ACTIVITY.
Where in the data below does the word "CNPJ" appear? Copy each line that holds it.

DATA.
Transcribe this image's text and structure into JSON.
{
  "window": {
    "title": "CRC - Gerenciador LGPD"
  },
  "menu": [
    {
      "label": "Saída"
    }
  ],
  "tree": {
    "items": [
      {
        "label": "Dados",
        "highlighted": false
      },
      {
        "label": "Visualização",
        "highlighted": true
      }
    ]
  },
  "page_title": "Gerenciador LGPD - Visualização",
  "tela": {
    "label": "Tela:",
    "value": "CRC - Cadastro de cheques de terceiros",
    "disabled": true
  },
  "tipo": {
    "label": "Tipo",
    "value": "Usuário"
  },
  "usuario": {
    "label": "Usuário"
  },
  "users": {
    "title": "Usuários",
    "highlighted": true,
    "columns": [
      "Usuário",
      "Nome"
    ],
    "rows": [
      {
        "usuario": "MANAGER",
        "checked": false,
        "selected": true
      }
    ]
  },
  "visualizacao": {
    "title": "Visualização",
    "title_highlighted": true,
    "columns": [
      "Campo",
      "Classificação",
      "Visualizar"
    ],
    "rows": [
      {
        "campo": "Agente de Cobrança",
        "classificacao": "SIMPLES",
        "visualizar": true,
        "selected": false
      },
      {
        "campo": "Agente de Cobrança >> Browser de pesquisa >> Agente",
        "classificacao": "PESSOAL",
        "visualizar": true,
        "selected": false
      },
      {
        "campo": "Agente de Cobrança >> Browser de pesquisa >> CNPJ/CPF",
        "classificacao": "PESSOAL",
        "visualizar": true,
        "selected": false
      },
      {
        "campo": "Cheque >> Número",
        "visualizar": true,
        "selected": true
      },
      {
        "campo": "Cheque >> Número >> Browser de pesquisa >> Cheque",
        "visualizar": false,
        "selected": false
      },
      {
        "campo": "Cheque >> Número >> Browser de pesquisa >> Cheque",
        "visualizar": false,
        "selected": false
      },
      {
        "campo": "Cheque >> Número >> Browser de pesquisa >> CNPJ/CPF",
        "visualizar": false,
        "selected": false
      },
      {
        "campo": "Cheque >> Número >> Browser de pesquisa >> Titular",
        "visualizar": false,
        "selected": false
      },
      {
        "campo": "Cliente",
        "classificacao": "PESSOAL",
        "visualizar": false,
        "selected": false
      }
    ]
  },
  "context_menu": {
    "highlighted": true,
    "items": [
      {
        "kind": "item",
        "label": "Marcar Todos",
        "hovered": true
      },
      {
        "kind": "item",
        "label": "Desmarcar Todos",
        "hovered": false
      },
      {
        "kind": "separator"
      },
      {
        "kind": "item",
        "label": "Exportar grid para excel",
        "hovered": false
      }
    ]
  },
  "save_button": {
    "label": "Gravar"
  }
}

SOLUTION TO THIS EXERCISE.
        "campo": "Agente de Cobrança >> Browser de pesquisa >> CNPJ/CPF",
        "campo": "Cheque >> Número >> Browser de pesquisa >> CNPJ/CPF",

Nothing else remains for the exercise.